Analysts Doubt Ericsson/UTStarcom Deal
Ericsson CEO Carl-Henric Svanberg reportedly said Friday in South China's Guangzhou city that his company is engaged in talks to acquire a Chinese company. He wouldn’t name names.
The Shanghai Daily News Monday identified UTStarcom as one of two companies in consideration, the other being Harbour Networks Co. Ltd.
Ericsson has expressed an interest in moving deeper into the network infrastructure business in China. And UTStarcom might welcome an Ericsson overture. Though based in the U.S., its cash cow has been the handset and infrastructure market for low-cost Personal Access System (PAS) wireless service in China. But the cow hasn't been at all well lately, and UTStarcom is struggling to find a replacement. (See UTStarcom Pumps Up PAS and UTStarcom Cuts Outlook, Shares Dive .)
Western analysts contacted by Light Reading don't think the Ericsson theory has legs, though. “I don’t know how much credibility to put into that,” American Technology Research analyst Albert Lin said Monday.
Business culture would be one barrier, as Lin says UTStarcom's PAS business was characterized by vendor financing arrangements and unpredictable revenues. “The last time I talked to the Ericsson guys, they said the biggest problem is not UTStarcom’s technology," he says. "The biggest problem is: How do you integrate what they used to do [the PAS business]?
"Ericsson got out of the handset business because the revenues were so unpredictable from quarter to quarter.
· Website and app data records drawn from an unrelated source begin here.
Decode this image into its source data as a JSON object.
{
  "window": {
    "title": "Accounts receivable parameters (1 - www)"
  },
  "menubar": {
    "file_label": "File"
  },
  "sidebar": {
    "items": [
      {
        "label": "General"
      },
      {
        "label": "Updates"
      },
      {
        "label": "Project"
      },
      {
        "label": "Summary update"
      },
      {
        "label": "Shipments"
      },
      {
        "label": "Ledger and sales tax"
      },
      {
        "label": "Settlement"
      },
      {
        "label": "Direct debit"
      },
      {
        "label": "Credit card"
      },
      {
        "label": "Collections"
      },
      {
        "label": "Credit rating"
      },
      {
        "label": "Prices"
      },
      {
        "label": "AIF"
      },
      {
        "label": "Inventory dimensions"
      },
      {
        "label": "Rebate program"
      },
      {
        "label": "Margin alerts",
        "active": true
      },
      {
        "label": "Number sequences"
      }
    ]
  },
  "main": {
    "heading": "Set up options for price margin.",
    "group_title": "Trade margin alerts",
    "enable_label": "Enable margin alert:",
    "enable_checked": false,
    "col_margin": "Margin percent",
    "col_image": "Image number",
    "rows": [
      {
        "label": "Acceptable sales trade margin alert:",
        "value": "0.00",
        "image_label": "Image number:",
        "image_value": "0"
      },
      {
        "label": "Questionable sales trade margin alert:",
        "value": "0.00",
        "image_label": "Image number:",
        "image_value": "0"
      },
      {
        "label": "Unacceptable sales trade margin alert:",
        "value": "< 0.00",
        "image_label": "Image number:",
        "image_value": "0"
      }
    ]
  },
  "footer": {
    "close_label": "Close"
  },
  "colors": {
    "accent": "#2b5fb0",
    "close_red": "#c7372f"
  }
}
They liked the predictability of infrastructure sales." Pacific Growth Equities Inc. analyst Joe Noel offers another reason an UTStarcom acquisition might not fly in the near term: an ongoing SEC investigation. (See UTStarcom Stung by Softbank.)
“It’s not very likely that a big, reliable company like Ericsson would go after a company that has an investigation like that going on,” Noel says.
Noel says UTStarcom hasn’t really said what the investigation is about, but he believes the SEC is looking into the company’s revenue recognition practices.
If Ericsson did move to acquire UTStarcom, the analysts agree, it would do so for the company’s IPTV platform, which has surprised some observers by being chosen over competing technology from companies like (NYSE: ALA; Paris: CGEP:PA). (See UTStarcom Sells IPTV to China and UTStarcom Wins (Again) at Softbank BB.)
Ericsson officials "are not interested in the PAS business," Noel says. Lin says IP video may be a way for Ericsson to hedge against the eventual decay of its successful wireless business in Asia: “UMTS sales were growing so well, but they are looking at slowing growth for that in the future. They may want to lower their dependence on that and get more involved with wireline infrastructure. That’s part of why they want to get involved with IP video."
UTStarcom spokeswoman Chesha Kamieniecki gave Light Reading the obligatory “we don’t comment on rumors” brush-off. UTStarcom stock did not react noticeably to the speculation in trading Monday or Tuesday. (See UTStarcom Unloads Q3 Warning.)
Asian analysts say Harbour may have the better chance of being acquired by Ericsson because it is more focused on infrastructure. The company sells routers and switches -- including medium- and low-end Ethernet switches -- and has been hurt by extreme pricing pressure from its rival Huawei Technologies Co. Ltd. (See Telecom's China Syndrome.) Ericsson rival Siemens AG (NYSE: SI; Frankfurt: SIE) also had a place in yesterday’s rumor mill. The German company has said it wants to increase its R&D presence in China and may look to M&A to do so. The Shanghai Daily News account notes that Harbour offered itself up for sale to Siemens earlier this year, but nothing came of it.
— Mark Sullivan, Reporter, Light Reading